» Description of the task: Even if the data beneath seems repetitive, write it all out again exactly.

[Opening The data section]

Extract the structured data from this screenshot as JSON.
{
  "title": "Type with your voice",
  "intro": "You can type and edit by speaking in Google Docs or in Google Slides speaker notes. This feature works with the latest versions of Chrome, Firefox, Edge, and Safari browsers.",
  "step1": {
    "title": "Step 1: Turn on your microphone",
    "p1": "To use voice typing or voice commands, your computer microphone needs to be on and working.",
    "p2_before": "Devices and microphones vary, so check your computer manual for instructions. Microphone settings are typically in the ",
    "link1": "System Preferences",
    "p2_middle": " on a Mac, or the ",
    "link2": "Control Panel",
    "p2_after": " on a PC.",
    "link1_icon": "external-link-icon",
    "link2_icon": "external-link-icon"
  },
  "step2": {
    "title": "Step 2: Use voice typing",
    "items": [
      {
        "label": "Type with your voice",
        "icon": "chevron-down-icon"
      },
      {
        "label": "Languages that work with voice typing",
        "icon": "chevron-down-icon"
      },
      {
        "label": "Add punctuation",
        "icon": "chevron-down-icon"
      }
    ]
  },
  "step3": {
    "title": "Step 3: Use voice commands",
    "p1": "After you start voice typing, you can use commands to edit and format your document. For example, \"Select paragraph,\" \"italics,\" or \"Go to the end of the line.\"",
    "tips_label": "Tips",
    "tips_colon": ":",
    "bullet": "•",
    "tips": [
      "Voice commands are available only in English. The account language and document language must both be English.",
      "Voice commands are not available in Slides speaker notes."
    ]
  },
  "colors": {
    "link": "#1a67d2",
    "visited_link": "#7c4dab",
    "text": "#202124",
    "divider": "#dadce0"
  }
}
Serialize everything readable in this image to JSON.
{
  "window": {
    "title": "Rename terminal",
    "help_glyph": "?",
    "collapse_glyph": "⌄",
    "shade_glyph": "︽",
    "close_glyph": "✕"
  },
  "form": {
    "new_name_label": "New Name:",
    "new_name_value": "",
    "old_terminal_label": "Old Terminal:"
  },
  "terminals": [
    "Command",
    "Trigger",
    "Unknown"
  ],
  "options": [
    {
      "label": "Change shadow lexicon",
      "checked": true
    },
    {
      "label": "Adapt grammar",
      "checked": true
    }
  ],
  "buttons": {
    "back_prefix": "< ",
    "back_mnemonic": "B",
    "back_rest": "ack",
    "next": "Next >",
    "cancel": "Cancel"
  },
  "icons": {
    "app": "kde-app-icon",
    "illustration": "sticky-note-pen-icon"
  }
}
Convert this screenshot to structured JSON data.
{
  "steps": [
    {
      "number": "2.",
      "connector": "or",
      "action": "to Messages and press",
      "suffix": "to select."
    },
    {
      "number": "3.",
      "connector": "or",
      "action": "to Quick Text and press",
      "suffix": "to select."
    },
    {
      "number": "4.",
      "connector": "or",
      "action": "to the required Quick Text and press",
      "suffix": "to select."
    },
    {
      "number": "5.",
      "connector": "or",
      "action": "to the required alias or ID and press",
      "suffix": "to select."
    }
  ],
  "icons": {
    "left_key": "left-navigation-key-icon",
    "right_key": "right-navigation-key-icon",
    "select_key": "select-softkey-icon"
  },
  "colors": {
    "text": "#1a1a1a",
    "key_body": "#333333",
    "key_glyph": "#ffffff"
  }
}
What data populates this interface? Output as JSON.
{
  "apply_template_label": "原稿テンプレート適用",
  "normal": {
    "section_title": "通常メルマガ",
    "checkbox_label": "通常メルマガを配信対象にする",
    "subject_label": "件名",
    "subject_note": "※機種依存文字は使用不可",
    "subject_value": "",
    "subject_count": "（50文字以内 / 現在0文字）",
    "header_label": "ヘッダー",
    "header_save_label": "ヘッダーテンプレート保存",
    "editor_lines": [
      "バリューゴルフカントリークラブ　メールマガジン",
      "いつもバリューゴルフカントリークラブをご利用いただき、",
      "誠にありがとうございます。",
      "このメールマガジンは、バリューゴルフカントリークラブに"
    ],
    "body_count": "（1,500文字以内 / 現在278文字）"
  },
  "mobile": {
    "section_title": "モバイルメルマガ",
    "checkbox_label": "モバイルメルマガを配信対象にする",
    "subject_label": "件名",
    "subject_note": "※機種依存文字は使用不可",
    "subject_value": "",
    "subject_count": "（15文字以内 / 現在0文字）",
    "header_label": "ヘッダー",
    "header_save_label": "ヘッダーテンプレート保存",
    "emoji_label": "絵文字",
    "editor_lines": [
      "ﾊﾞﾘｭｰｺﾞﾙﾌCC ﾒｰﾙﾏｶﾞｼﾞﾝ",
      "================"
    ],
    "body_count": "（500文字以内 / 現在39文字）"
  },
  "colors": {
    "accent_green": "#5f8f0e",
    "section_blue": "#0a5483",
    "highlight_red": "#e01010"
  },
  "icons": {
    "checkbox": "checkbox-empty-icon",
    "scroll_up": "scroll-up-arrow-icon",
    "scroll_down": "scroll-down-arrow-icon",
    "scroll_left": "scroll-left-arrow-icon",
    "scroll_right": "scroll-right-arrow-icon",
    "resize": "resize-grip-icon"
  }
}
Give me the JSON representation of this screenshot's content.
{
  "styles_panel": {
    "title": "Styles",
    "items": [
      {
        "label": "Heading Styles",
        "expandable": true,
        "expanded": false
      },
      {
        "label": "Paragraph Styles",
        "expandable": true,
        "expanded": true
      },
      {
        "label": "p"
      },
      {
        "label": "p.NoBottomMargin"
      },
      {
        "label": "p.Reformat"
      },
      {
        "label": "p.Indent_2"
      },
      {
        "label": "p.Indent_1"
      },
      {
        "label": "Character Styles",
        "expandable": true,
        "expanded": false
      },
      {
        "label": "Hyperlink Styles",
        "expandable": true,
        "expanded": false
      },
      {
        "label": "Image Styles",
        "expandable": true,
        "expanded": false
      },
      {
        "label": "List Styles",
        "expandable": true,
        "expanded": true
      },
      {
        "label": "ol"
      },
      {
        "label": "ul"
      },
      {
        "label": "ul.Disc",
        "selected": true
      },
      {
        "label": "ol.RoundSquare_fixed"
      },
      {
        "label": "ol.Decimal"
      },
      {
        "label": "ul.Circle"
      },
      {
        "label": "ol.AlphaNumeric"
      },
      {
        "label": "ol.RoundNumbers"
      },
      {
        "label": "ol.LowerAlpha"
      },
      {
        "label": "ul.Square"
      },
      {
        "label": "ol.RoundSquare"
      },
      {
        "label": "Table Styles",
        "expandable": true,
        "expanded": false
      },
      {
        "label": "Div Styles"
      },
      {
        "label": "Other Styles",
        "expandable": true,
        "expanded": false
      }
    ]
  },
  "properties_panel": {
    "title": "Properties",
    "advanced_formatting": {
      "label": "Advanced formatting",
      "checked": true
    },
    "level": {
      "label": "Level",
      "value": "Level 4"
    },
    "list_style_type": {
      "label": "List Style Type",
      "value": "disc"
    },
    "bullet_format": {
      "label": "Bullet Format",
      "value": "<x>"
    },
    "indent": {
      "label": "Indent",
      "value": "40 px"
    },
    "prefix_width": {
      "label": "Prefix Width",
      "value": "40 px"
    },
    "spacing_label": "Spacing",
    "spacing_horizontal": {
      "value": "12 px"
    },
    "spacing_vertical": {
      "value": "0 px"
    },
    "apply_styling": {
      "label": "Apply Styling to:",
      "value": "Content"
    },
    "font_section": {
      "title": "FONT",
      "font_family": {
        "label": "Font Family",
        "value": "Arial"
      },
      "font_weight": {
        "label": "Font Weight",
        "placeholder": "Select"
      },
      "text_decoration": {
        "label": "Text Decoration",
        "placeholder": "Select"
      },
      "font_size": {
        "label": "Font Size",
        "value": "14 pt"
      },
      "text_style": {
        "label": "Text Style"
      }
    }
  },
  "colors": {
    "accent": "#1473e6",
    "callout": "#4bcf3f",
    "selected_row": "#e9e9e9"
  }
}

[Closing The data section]

» Answer space:
Extract the structured data from this screenshot as JSON.
{
  "title": "Type with your voice",
  "intro": "You can type and edit by speaking in Google Docs or in Google Slides speaker notes. This feature works with the latest versions of Chrome, Firefox, Edge, and Safari browsers.",
  "step1": {
    "title": "Step 1: Turn on your microphone",
    "p1": "To use voice typing or voice commands, your computer microphone needs to be on and working.",
    "p2_before": "Devices and microphones vary, so check your computer manual for instructions. Microphone settings are typically in the ",
    "link1": "System Preferences",
    "p2_middle": " on a Mac, or the ",
    "link2": "Control Panel",
    "p2_after": " on a PC.",
    "link1_icon": "external-link-icon",
    "link2_icon": "external-link-icon"
  },
  "step2": {
    "title": "Step 2: Use voice typing",
    "items": [
      {
        "label": "Type with your voice",
        "icon": "chevron-down-icon"
      },
      {
        "label": "Languages that work with voice typing",
        "icon": "chevron-down-icon"
      },
      {
        "label": "Add punctuation",
        "icon": "chevron-down-icon"
      }
    ]
  },
  "step3": {
    "title": "Step 3: Use voice commands",
    "p1": "After you start voice typing, you can use commands to edit and format your document. For example, \"Select paragraph,\" \"italics,\" or \"Go to the end of the line.\"",
    "tips_label": "Tips",
    "tips_colon": ":",
    "bullet": "•",
    "tips": [
      "Voice commands are available only in English. The account language and document language must both be English.",
      "Voice commands are not available in Slides speaker notes."
    ]
  },
  "colors": {
    "link": "#1a67d2",
    "visited_link": "#7c4dab",
    "text": "#202124",
    "divider": "#dadce0"
  }
}
Serialize everything readable in this image to JSON.
{
  "window": {
    "title": "Rename terminal",
    "help_glyph": "?",
    "collapse_glyph": "⌄",
    "shade_glyph": "︽",
    "close_glyph": "✕"
  },
  "form": {
    "new_name_label": "New Name:",
    "new_name_value": "",
    "old_terminal_label": "Old Terminal:"
  },
  "terminals": [
    "Command",
    "Trigger",
    "Unknown"
  ],
  "options": [
    {
      "label": "Change shadow lexicon",
      "checked": true
    },
    {
      "label": "Adapt grammar",
      "checked": true
    }
  ],
  "buttons": {
    "back_prefix": "< ",
    "back_mnemonic": "B",
    "back_rest": "ack",
    "next": "Next >",
    "cancel": "Cancel"
  },
  "icons": {
    "app": "kde-app-icon",
    "illustration": "sticky-note-pen-icon"
  }
}
Convert this screenshot to structured JSON data.
{
  "steps": [
    {
      "number": "2.",
      "connector": "or",
      "action": "to Messages and press",
      "suffix": "to select."
    },
    {
      "number": "3.",
      "connector": "or",
      "action": "to Quick Text and press",
      "suffix": "to select."
    },
    {
      "number": "4.",
      "connector": "or",
      "action": "to the required Quick Text and press",
      "suffix": "to select."
    },
    {
      "number": "5.",
      "connector": "or",
      "action": "to the required alias or ID and press",
      "suffix": "to select."
    }
  ],
  "icons": {
    "left_key": "left-navigation-key-icon",
    "right_key": "right-navigation-key-icon",
    "select_key": "select-softkey-icon"
  },
  "colors": {
    "text": "#1a1a1a",
    "key_body": "#333333",
    "key_glyph": "#ffffff"
  }
}
What data populates this interface? Output as JSON.
{
  "apply_template_label": "原稿テンプレート適用",
  "normal": {
    "section_title": "通常メルマガ",
    "checkbox_label": "通常メルマガを配信対象にする",
    "subject_label": "件名",
    "subject_note": "※機種依存文字は使用不可",
    "subject_value": "",
    "subject_count": "（50文字以内 / 現在0文字）",
    "header_label": "ヘッダー",
    "header_save_label": "ヘッダーテンプレート保存",
    "editor_lines": [
      "バリューゴルフカントリークラブ　メールマガジン",
      "いつもバリューゴルフカントリークラブをご利用いただき、",
      "誠にありがとうございます。",
      "このメールマガジンは、バリューゴルフカントリークラブに"
    ],
    "body_count": "（1,500文字以内 / 現在278文字）"
  },
  "mobile": {
    "section_title": "モバイルメルマガ",
    "checkbox_label": "モバイルメルマガを配信対象にする",
    "subject_label": "件名",
    "subject_note": "※機種依存文字は使用不可",
    "subject_value": "",
    "subject_count": "（15文字以内 / 現在0文字）",
    "header_label": "ヘッダー",
    "header_save_label": "ヘッダーテンプレート保存",
    "emoji_label": "絵文字",
    "editor_lines": [
      "ﾊﾞﾘｭｰｺﾞﾙﾌCC ﾒｰﾙﾏｶﾞｼﾞﾝ",
      "================"
    ],
    "body_count": "（500文字以内 / 現在39文字）"
  },
  "colors": {
    "accent_green": "#5f8f0e",
    "section_blue": "#0a5483",
    "highlight_red": "#e01010"
  },
  "icons": {
    "checkbox": "checkbox-empty-icon",
    "scroll_up": "scroll-up-arrow-icon",
    "scroll_down": "scroll-down-arrow-icon",
    "scroll_left": "scroll-left-arrow-icon",
    "scroll_right": "scroll-right-arrow-icon",
    "resize": "resize-grip-icon"
  }
}
Give me the JSON representation of this screenshot's content.
{
  "styles_panel": {
    "title": "Styles",
    "items": [
      {
        "label": "Heading Styles",
        "expandable": true,
        "expanded": false
      },
      {
        "label": "Paragraph Styles",
        "expandable": true,
        "expanded": true
      },
      {
        "label": "p"
      },
      {
        "label": "p.NoBottomMargin"
      },
      {
        "label": "p.Reformat"
      },
      {
        "label": "p.Indent_2"
      },
      {
        "label": "p.Indent_1"
      },
      {
        "label": "Character Styles",
        "expandable": true,
        "expanded": false
      },
      {
        "label": "Hyperlink Styles",
        "expandable": true,
        "expanded": false
      },
      {
        "label": "Image Styles",
        "expandable": true,
        "expanded": false
      },
      {
        "label": "List Styles",
        "expandable": true,
        "expanded": true
      },
      {
        "label": "ol"
      },
      {
        "label": "ul"
      },
      {
        "label": "ul.Disc",
        "selected": true
      },
      {
        "label": "ol.RoundSquare_fixed"
      },
      {
        "label": "ol.Decimal"
      },
      {
        "label": "ul.Circle"
      },
      {
        "label": "ol.AlphaNumeric"
      },
      {
        "label": "ol.RoundNumbers"
      },
      {
        "label": "ol.LowerAlpha"
      },
      {
        "label": "ul.Square"
      },
      {
        "label": "ol.RoundSquare"
      },
      {
        "label": "Table Styles",
        "expandable": true,
        "expanded": false
      },
      {
        "label": "Div Styles"
      },
      {
        "label": "Other Styles",
        "expandable": true,
        "expanded": false
      }
    ]
  },
  "properties_panel": {
    "title": "Properties",
    "advanced_formatting": {
      "label": "Advanced formatting",
      "checked": true
    },
    "level": {
      "label": "Level",
      "value": "Level 4"
    },
    "list_style_type": {
      "label": "List Style Type",
      "value": "disc"
    },
    "bullet_format": {
      "label": "Bullet Format",
      "value": "<x>"
    },
    "indent": {
      "label": "Indent",
      "value": "40 px"
    },
    "prefix_width": {
      "label": "Prefix Width",
      "value": "40 px"
    },
    "spacing_label": "Spacing",
    "spacing_horizontal": {
      "value": "12 px"
    },
    "spacing_vertical": {
      "value": "0 px"
    },
    "apply_styling": {
      "label": "Apply Styling to:",
      "value": "Content"
    },
    "font_section": {
      "title": "FONT",
      "font_family": {
        "label": "Font Family",
        "value": "Arial"
      },
      "font_weight": {
        "label": "Font Weight",
        "placeholder": "Select"
      },
      "text_decoration": {
        "label": "Text Decoration",
        "placeholder": "Select"
      },
      "font_size": {
        "label": "Font Size",
        "value": "14 pt"
      },
      "text_style": {
        "label": "Text Style"
      }
    }
  },
  "colors": {
    "accent": "#1473e6",
    "callout": "#4bcf3f",
    "selected_row": "#e9e9e9"
  }
}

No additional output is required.